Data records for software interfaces
────────────────

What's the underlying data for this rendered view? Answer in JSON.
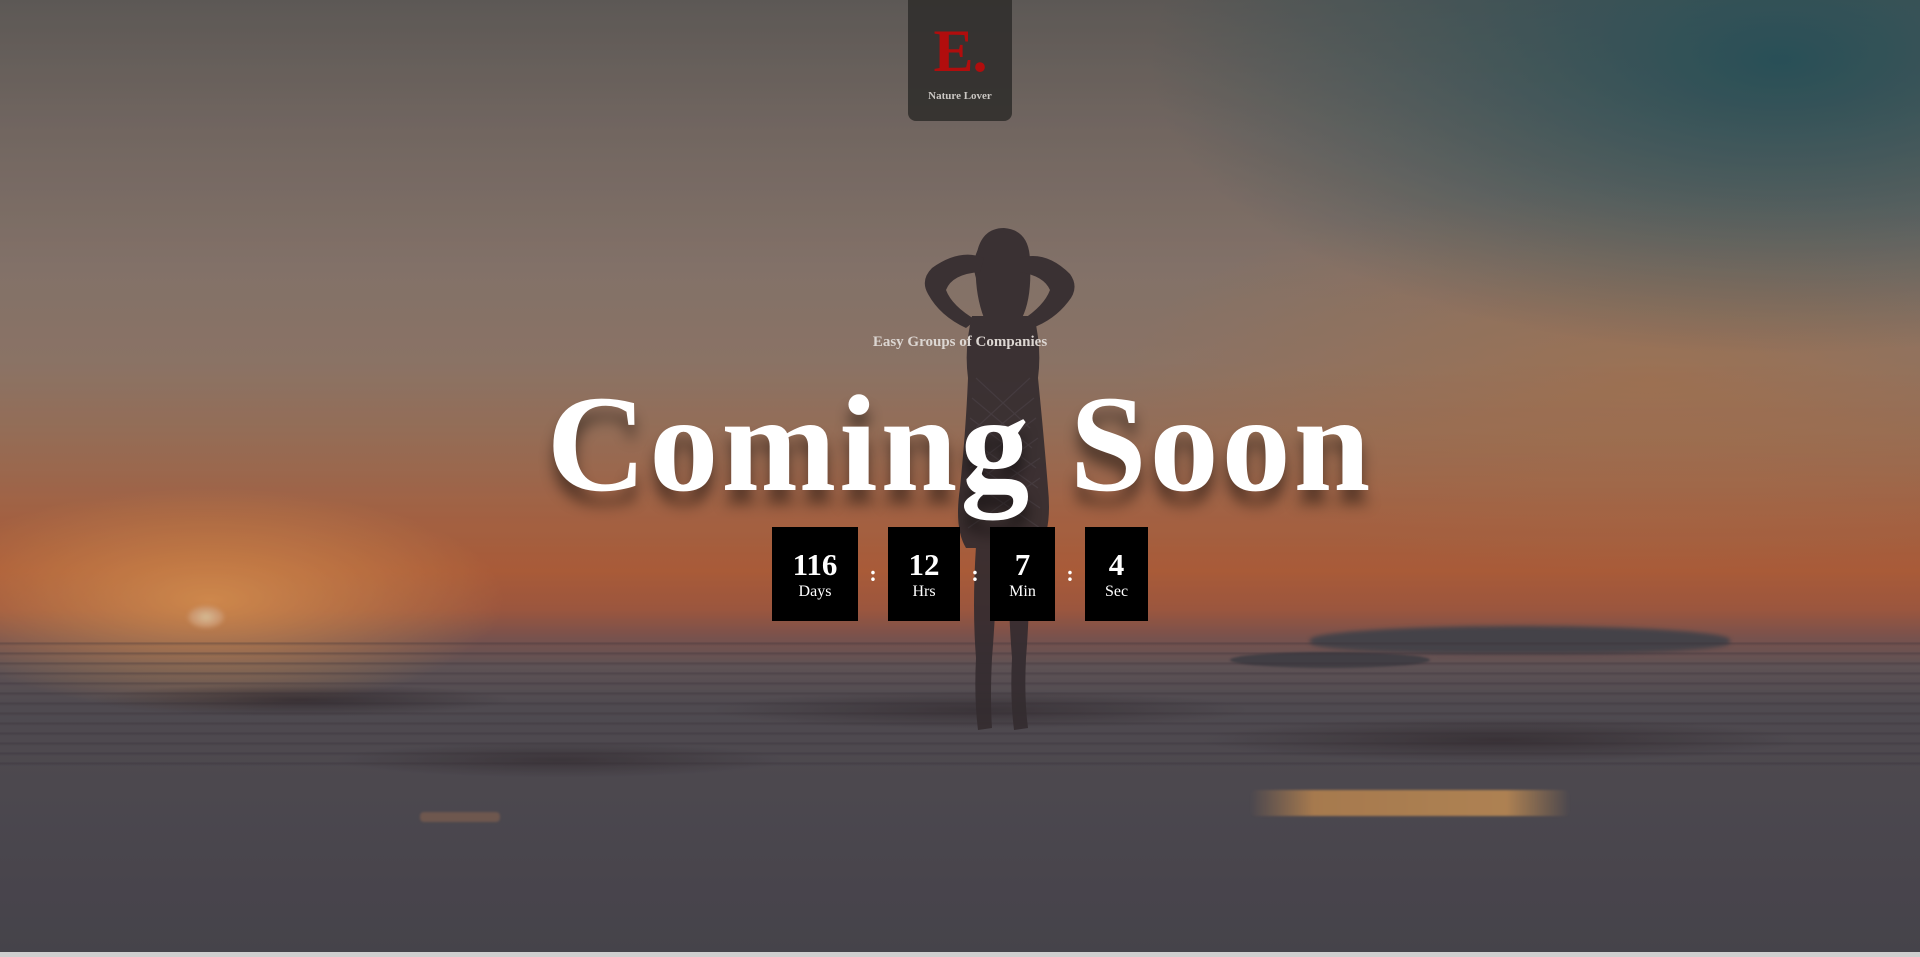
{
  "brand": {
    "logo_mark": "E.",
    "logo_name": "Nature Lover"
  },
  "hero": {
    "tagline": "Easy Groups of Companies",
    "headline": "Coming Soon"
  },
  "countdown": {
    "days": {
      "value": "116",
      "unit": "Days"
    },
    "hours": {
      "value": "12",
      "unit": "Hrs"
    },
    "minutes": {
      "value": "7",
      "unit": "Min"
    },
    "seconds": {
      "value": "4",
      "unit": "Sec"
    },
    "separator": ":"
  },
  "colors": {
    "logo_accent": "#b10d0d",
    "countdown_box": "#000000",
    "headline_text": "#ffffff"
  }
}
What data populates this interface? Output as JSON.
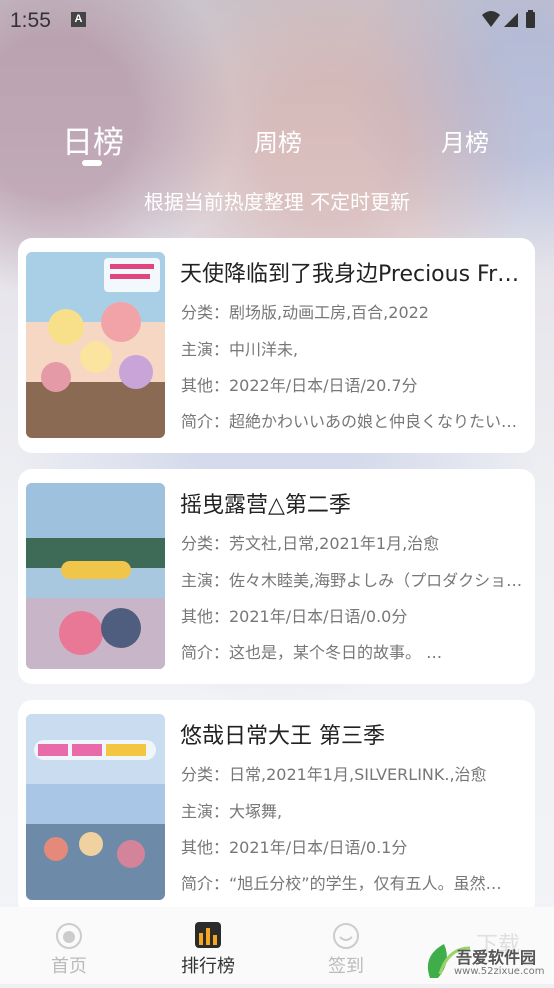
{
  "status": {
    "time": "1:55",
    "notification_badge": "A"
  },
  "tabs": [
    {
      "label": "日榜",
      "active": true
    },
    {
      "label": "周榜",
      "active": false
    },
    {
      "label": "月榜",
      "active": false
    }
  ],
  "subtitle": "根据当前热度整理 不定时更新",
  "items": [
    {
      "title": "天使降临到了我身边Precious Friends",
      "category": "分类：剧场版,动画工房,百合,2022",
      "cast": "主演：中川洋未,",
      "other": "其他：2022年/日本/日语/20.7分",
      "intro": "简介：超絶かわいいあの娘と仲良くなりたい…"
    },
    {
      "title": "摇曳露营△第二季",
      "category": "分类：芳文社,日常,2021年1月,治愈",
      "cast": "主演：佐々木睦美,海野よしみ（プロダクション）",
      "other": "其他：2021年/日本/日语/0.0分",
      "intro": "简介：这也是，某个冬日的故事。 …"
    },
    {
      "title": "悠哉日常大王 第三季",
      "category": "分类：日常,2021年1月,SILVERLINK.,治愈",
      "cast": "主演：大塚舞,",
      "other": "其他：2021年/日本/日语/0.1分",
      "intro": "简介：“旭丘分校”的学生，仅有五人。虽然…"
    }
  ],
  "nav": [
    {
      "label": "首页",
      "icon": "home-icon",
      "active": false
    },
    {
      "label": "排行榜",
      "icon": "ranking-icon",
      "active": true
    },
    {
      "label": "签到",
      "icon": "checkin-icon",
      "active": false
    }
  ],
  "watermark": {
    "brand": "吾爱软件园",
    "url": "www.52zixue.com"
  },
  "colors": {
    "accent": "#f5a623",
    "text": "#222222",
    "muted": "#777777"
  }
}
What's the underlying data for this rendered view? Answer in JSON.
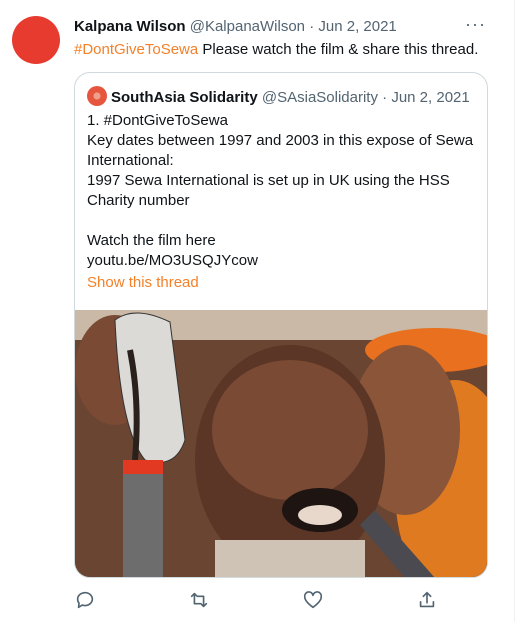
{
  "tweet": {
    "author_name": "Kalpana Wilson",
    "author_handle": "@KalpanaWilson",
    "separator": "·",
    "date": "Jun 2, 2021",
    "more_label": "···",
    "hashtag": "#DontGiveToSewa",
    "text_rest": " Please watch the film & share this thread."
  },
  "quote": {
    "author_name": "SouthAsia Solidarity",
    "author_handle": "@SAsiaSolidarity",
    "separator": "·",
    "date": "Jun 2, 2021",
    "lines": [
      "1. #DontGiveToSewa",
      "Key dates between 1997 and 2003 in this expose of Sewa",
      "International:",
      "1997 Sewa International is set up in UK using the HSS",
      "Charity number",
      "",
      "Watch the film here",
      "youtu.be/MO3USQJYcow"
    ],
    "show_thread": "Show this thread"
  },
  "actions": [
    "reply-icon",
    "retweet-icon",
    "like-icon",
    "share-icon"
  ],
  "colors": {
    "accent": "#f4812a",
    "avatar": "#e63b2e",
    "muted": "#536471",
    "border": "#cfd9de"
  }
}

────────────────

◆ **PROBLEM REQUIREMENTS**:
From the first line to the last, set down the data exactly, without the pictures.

◆ **ANSWER SECTION**:
What's the underlying data for this rendered view? Answer in JSON.
{
  "brand": {
    "logo_mark": "E.",
    "logo_name": "Nature Lover"
  },
  "hero": {
    "tagline": "Easy Groups of Companies",
    "headline": "Coming Soon"
  },
  "countdown": {
    "days": {
      "value": "116",
      "unit": "Days"
    },
    "hours": {
      "value": "12",
      "unit": "Hrs"
    },
    "minutes": {
      "value": "7",
      "unit": "Min"
    },
    "seconds": {
      "value": "4",
      "unit": "Sec"
    },
    "separator": ":"
  },
  "colors": {
    "logo_accent": "#b10d0d",
    "countdown_box": "#000000",
    "headline_text": "#ffffff"
  }
}
What data populates this interface? Output as JSON.
{
  "status": {
    "time": "1:55",
    "notification_badge": "A"
  },
  "tabs": [
    {
      "label": "日榜",
      "active": true
    },
    {
      "label": "周榜",
      "active": false
    },
    {
      "label": "月榜",
      "active": false
    }
  ],
  "subtitle": "根据当前热度整理 不定时更新",
  "items": [
    {
      "title": "天使降临到了我身边Precious Friends",
      "category": "分类：剧场版,动画工房,百合,2022",
      "cast": "主演：中川洋未,",
      "other": "其他：2022年/日本/日语/20.7分",
      "intro": "简介：超絶かわいいあの娘と仲良くなりたい…"
    },
    {
      "title": "摇曳露营△第二季",
      "category": "分类：芳文社,日常,2021年1月,治愈",
      "cast": "主演：佐々木睦美,海野よしみ（プロダクション）",
      "other": "其他：2021年/日本/日语/0.0分",
      "intro": "简介：这也是，某个冬日的故事。 …"
    },
    {
      "title": "悠哉日常大王 第三季",
      "category": "分类：日常,2021年1月,SILVERLINK.,治愈",
      "cast": "主演：大塚舞,",
      "other": "其他：2021年/日本/日语/0.1分",
      "intro": "简介：“旭丘分校”的学生，仅有五人。虽然…"
    }
  ],
  "nav": [
    {
      "label": "首页",
      "icon": "home-icon",
      "active": false
    },
    {
      "label": "排行榜",
      "icon": "ranking-icon",
      "active": true
    },
    {
      "label": "签到",
      "icon": "checkin-icon",
      "active": false
    }
  ],
  "watermark": {
    "brand": "吾爱软件园",
    "url": "www.52zixue.com"
  },
  "colors": {
    "accent": "#f5a623",
    "text": "#222222",
    "muted": "#777777"
  }
}
What's the underlying data for this rendered view? Answer in JSON.
{
  "tweet": {
    "author_name": "Kalpana Wilson",
    "author_handle": "@KalpanaWilson",
    "separator": "·",
    "date": "Jun 2, 2021",
    "more_label": "···",
    "hashtag": "#DontGiveToSewa",
    "text_rest": " Please watch the film & share this thread."
  },
  "quote": {
    "author_name": "SouthAsia Solidarity",
    "author_handle": "@SAsiaSolidarity",
    "separator": "·",
    "date": "Jun 2, 2021",
    "lines": [
      "1. #DontGiveToSewa",
      "Key dates between 1997 and 2003 in this expose of Sewa",
      "International:",
      "1997 Sewa International is set up in UK using the HSS",
      "Charity number",
      "",
      "Watch the film here",
      "youtu.be/MO3USQJYcow"
    ],
    "show_thread": "Show this thread"
  },
  "actions": [
    "reply-icon",
    "retweet-icon",
    "like-icon",
    "share-icon"
  ],
  "colors": {
    "accent": "#f4812a",
    "avatar": "#e63b2e",
    "muted": "#536471",
    "border": "#cfd9de"
  }
}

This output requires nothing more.